[1993:] Monktonhall Colliery in Midlothian was the last pit my father worked in. It was closed down by British Coal / the Government as being uneconomical. The Miners decided to pool their redundancy money, and with outside financial help, plus backing by the same Government, they bought the pit and eventually started producing coal. This whole process took something like three and a half years, between the closing and reopening of the pit. The first order the Miners received, was for 185,000 tonnes of coal from British Coal. That angered me enough to write this song, what does it do to you? (Davy Steele, notes Ceolbeg 'An Unfair Dance')
[1996:] Aus historischer Sicht wäre [dies mein Lied für ein ewiges Songbook], um zu zeigen, wie Industrien, die einmal stark und wichtig waren und das Rückgrat des Landes bildeten, sich verändern. (Davy Steele, Progammheft ScFF '97, p. 23)
[1997:] A new pithead is to be constructed in South Wales and miners will once again pour home through terraced streets. [The film] 'Towards the Lights' is set to do for South Wales miners what 'The Full Monty' did for Sheffield steel workers. [It] will dramatise the tale of the successful workers' buy-out of the Tower Colliery in Hirwaun, Glamorgan. [Author Alan Plater describes it as] 'An extraordinary tale of the Coal Board closing down the colliery only for the men to use their redundancy money to buy back the pit.' So successful have they been that last year - only the second in their ownership - Tower, now the only deep cast mine in Wales, made £4.3m profit on a turnover of £22m. (Observer, 16 Nov)
[1998:] [Last week] government ministers were meeting to finalise plans to save a market for Britain's 23 remaining deep coal mines. [...] With Labour set to launch its first major industrial intervention since coming to power, serious questions are being raised in the heart of government as to why it should choose to save a business seen as dangerous, bad for the environment and uneconomic. In opposition, Labour, with its historic ties to the mining communities, believed there was an easy answer: coal was a national asset, providing a secure supply of electricity for the nation and much-needed employment for 5,000 miners. [...]
But in government, Labour has found it much harder to justify large-scale state intervention, particularly in the face of intense lobbying [by consumer groups, the Confederation of British Industry, environmentalists and US companies against a so-called 'gas moratorium' ]. In the face of such a powerful coalition it is no surprise that Labour ministers are asking whether it is really worth saving 5,000 jobs in what some see as an old-fashioned, declining and dirty industry. [The Government's energy advisory] panel advised the DTI [Department of Trade and Industry] that shutting Britain's remaining pits would not materially effect [sic!] the security of the country's energy supplies. [...] Not only would Britain's coal always be there - to be used at some later date if the need arose - there would always be plenty of cheap coal available from friendly nations like the US, Australia and South Africa.

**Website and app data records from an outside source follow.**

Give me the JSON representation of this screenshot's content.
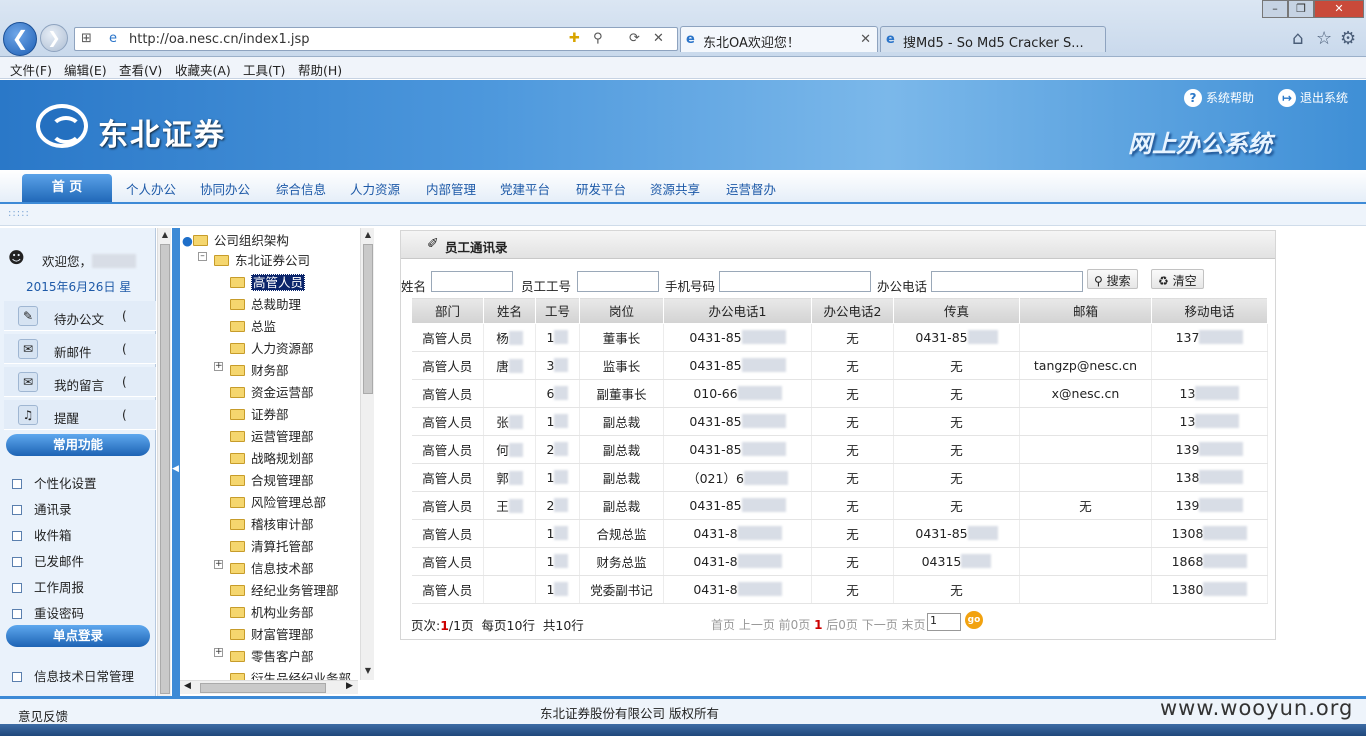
{
  "browser": {
    "url": "http://oa.nesc.cn/index1.jsp",
    "tabs": [
      {
        "label": "东北OA欢迎您！",
        "active": true
      },
      {
        "label": "搜Md5 - So Md5 Cracker S...",
        "active": false
      }
    ]
  },
  "menubar": [
    "文件(F)",
    "编辑(E)",
    "查看(V)",
    "收藏夹(A)",
    "工具(T)",
    "帮助(H)"
  ],
  "header": {
    "brand": "东北证券",
    "system_name": "网上办公系统",
    "help_link": "系统帮助",
    "logout_link": "退出系统"
  },
  "nav": {
    "home": "首 页",
    "items": [
      "个人办公",
      "协同办公",
      "综合信息",
      "人力资源",
      "内部管理",
      "党建平台",
      "研发平台",
      "资源共享",
      "运营督办"
    ]
  },
  "left": {
    "welcome": "欢迎您，",
    "date": "2015年6月26日 星",
    "quick": [
      {
        "label": "待办公文",
        "count": "("
      },
      {
        "label": "新邮件",
        "count": "("
      },
      {
        "label": "我的留言",
        "count": "("
      },
      {
        "label": "提醒",
        "count": "("
      }
    ],
    "common_title": "常用功能",
    "common": [
      "个性化设置",
      "通讯录",
      "收件箱",
      "已发邮件",
      "工作周报",
      "重设密码"
    ],
    "sso_title": "单点登录",
    "sso": [
      "信息技术日常管理"
    ]
  },
  "tree": {
    "root": "公司组织架构",
    "company": "东北证券公司",
    "nodes": [
      "高管人员",
      "总裁助理",
      "总监",
      "人力资源部",
      "财务部",
      "资金运营部",
      "证券部",
      "运营管理部",
      "战略规划部",
      "合规管理部",
      "风险管理总部",
      "稽核审计部",
      "清算托管部",
      "信息技术部",
      "经纪业务管理部",
      "机构业务部",
      "财富管理部",
      "零售客户部",
      "衍生品经纪业务部"
    ]
  },
  "main": {
    "title": "员工通讯录",
    "search": {
      "name_label": "姓名",
      "id_label": "员工工号",
      "mobile_label": "手机号码",
      "office_label": "办公电话",
      "search_btn": "搜索",
      "clear_btn": "清空"
    },
    "columns": [
      "部门",
      "姓名",
      "工号",
      "岗位",
      "办公电话1",
      "办公电话2",
      "传真",
      "邮箱",
      "移动电话"
    ],
    "rows": [
      [
        "高管人员",
        "杨",
        "1",
        "董事长",
        "0431-85",
        "无",
        "0431-85",
        "",
        "137"
      ],
      [
        "高管人员",
        "唐",
        "3",
        "监事长",
        "0431-85",
        "无",
        "无",
        "tangzp@nesc.cn",
        ""
      ],
      [
        "高管人员",
        "",
        "6",
        "副董事长",
        "010-66",
        "无",
        "无",
        "x@nesc.cn",
        "13"
      ],
      [
        "高管人员",
        "张",
        "1",
        "副总裁",
        "0431-85",
        "无",
        "无",
        "",
        "13"
      ],
      [
        "高管人员",
        "何",
        "2",
        "副总裁",
        "0431-85",
        "无",
        "无",
        "",
        "139"
      ],
      [
        "高管人员",
        "郭",
        "1",
        "副总裁",
        "（021）6",
        "无",
        "无",
        "",
        "138"
      ],
      [
        "高管人员",
        "王",
        "2",
        "副总裁",
        "0431-85",
        "无",
        "无",
        "无",
        "139"
      ],
      [
        "高管人员",
        "",
        "1",
        "合规总监",
        "0431-8",
        "无",
        "0431-85",
        "",
        "1308"
      ],
      [
        "高管人员",
        "",
        "1",
        "财务总监",
        "0431-8",
        "无",
        "04315",
        "",
        "1868"
      ],
      [
        "高管人员",
        "",
        "1",
        "党委副书记",
        "0431-8",
        "无",
        "无",
        "",
        "1380"
      ]
    ],
    "pager": {
      "page_label": "页次:",
      "page_current": "1",
      "page_total": "/1页",
      "per_page": "每页10行",
      "total": "共10行",
      "nav_text_a": "首页 上一页 前0页 ",
      "nav_current": "1",
      "nav_text_b": " 后0页 下一页 末页",
      "page_input": "1",
      "go": "go"
    }
  },
  "footer": {
    "feedback": "意见反馈",
    "copyright": "东北证券股份有限公司 版权所有"
  },
  "watermark": "www.wooyun.org"
}
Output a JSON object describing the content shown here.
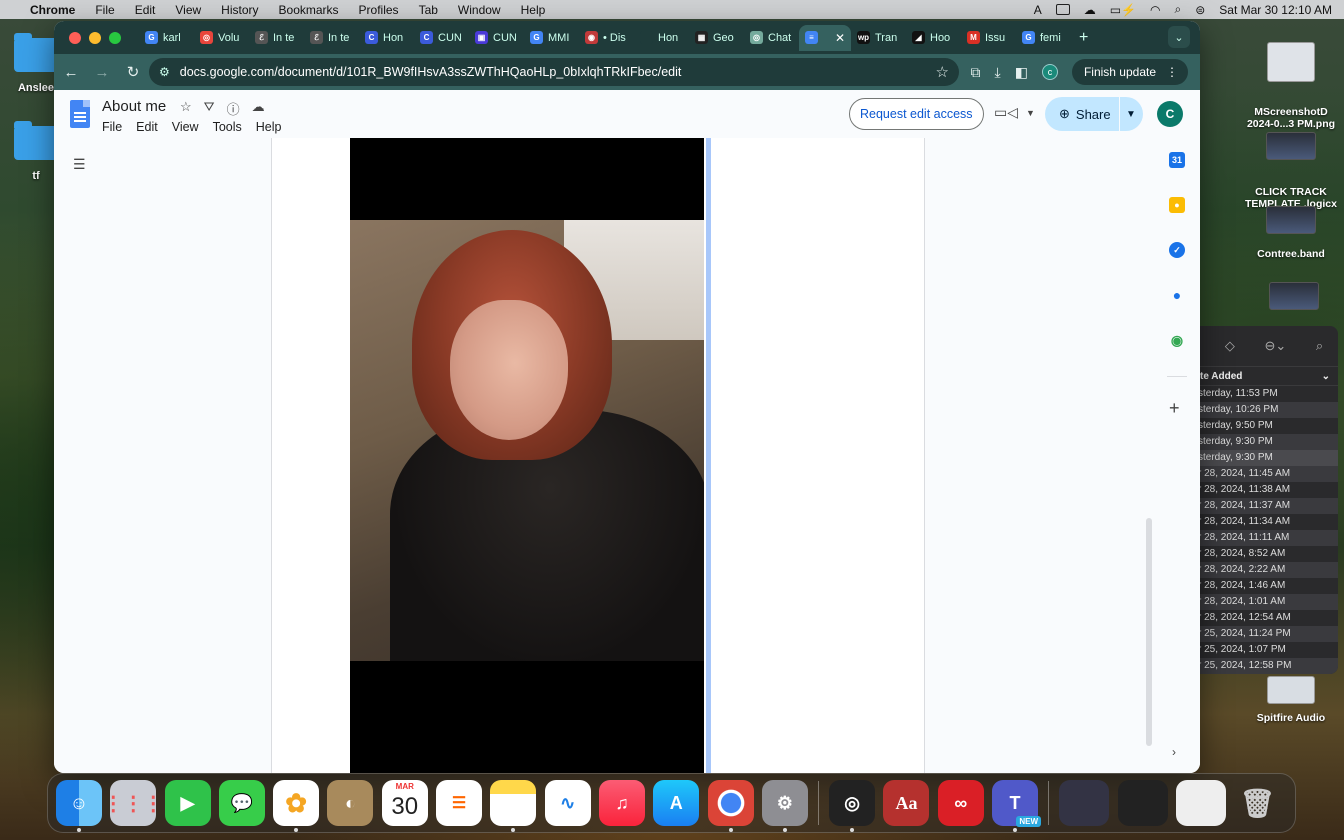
{
  "menubar": {
    "app_name": "Chrome",
    "items": [
      "File",
      "Edit",
      "View",
      "History",
      "Bookmarks",
      "Profiles",
      "Tab",
      "Window",
      "Help"
    ],
    "datetime": "Sat Mar 30  12:10 AM"
  },
  "desktop": {
    "icons": [
      {
        "label": "Anslee"
      },
      {
        "label": "tf"
      },
      {
        "label": "MScreenshotD\n2024-0...3 PM.png"
      },
      {
        "label": "CLICK TRACK\nTEMPLATE .logicx"
      },
      {
        "label": "Contree.band"
      },
      {
        "label": "Spitfire Audio"
      }
    ]
  },
  "photos_panel": {
    "sort_header": "te Added",
    "rows": [
      "sterday, 11:53 PM",
      "sterday, 10:26 PM",
      "sterday, 9:50 PM",
      "sterday, 9:30 PM",
      "sterday, 9:30 PM",
      "r 28, 2024, 11:45 AM",
      "r 28, 2024, 11:38 AM",
      "r 28, 2024, 11:37 AM",
      "r 28, 2024, 11:34 AM",
      "r 28, 2024, 11:11 AM",
      "r 28, 2024, 8:52 AM",
      "r 28, 2024, 2:22 AM",
      "r 28, 2024, 1:46 AM",
      "r 28, 2024, 1:01 AM",
      "r 28, 2024, 12:54 AM",
      "r 25, 2024, 11:24 PM",
      "r 25, 2024, 1:07 PM",
      "r 25, 2024, 12:58 PM"
    ]
  },
  "browser": {
    "tabs": [
      {
        "label": "karl",
        "color": "#4285f4",
        "icon": "G"
      },
      {
        "label": "Volu",
        "color": "#e8453c",
        "icon": "◎"
      },
      {
        "label": "In te",
        "color": "#555555",
        "icon": "ℰ"
      },
      {
        "label": "In te",
        "color": "#555555",
        "icon": "ℰ"
      },
      {
        "label": "Hon",
        "color": "#3b5bdb",
        "icon": "C"
      },
      {
        "label": "CUN",
        "color": "#3b5bdb",
        "icon": "C"
      },
      {
        "label": "CUN",
        "color": "#4a3ad8",
        "icon": "▣"
      },
      {
        "label": "MMI",
        "color": "#4285f4",
        "icon": "G"
      },
      {
        "label": "• Dis",
        "color": "#c23a3a",
        "icon": "◉"
      },
      {
        "label": "Hon",
        "color": "#1f3b3a",
        "icon": ""
      },
      {
        "label": "Geo",
        "color": "#222222",
        "icon": "▦"
      },
      {
        "label": "Chat",
        "color": "#74aa9c",
        "icon": "◎"
      },
      {
        "label": "",
        "color": "#4285f4",
        "icon": "≡",
        "active": true
      },
      {
        "label": "Tran",
        "color": "#111111",
        "icon": "wp"
      },
      {
        "label": "Hoo",
        "color": "#111111",
        "icon": "◢"
      },
      {
        "label": "Issu",
        "color": "#d93025",
        "icon": "M"
      },
      {
        "label": "femi",
        "color": "#4285f4",
        "icon": "G"
      }
    ],
    "url": "docs.google.com/document/d/101R_BW9fIHsvA3ssZWThHQaoHLp_0bIxlqhTRkIFbec/edit",
    "profile_initial": "c",
    "finish_update_label": "Finish update"
  },
  "docs": {
    "title": "About me",
    "menu": [
      "File",
      "Edit",
      "View",
      "Tools",
      "Help"
    ],
    "request_edit_label": "Request edit access",
    "share_label": "Share",
    "avatar_initial": "C"
  },
  "dock": {
    "calendar_month": "MAR",
    "calendar_day": "30",
    "teams_badge": "NEW"
  }
}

There was also the option of building more nuclear power stations and investing more in the renewable sector.
Yet Paymaster-General Geoffrey Robinson, the senior Treasury minister in charge of the energy review, appears determined to broker a deal to keep a market for at least 20 million tonnes of coal a year. Although this would still spell closure for a handful of the remaining pits, the coal lobby accepts this as a workable compromise. It steadfastly rejects the argument that electricity generated from coal is more expensive. The Confederation of UK Coal Producers [...] argues that as the UK already has ample generators to supply the country's electricity needs, the dash for gas is costing an unneccessary £250 million to £1 billion a year. Much of this cost has been hidden by the confusing and complex arrangement for setting electricity prices, known as the Pool. The UK's two largest generators, National Power and PowerGen, dominate the price-setting mechanism, which has the effect of keeping prices artificially high and allowing them to make huge profits, passing extra costs on to consumers. [...] Credit must go to the Government [...] for insisting that the energy review include a radical reform of the Pool. [...]
It will take at least a couple of years for fair electricity trading arrangements to bed down, backed by tough new regulation designed to make sure that low coal prices translate into low electricity bills. Then the ban on new gas-fired power stations could be lifted, and Labour could leave Britain's coal industry to sink or swim with a clear conscience. [Antony Barnett, Observer, 7 June)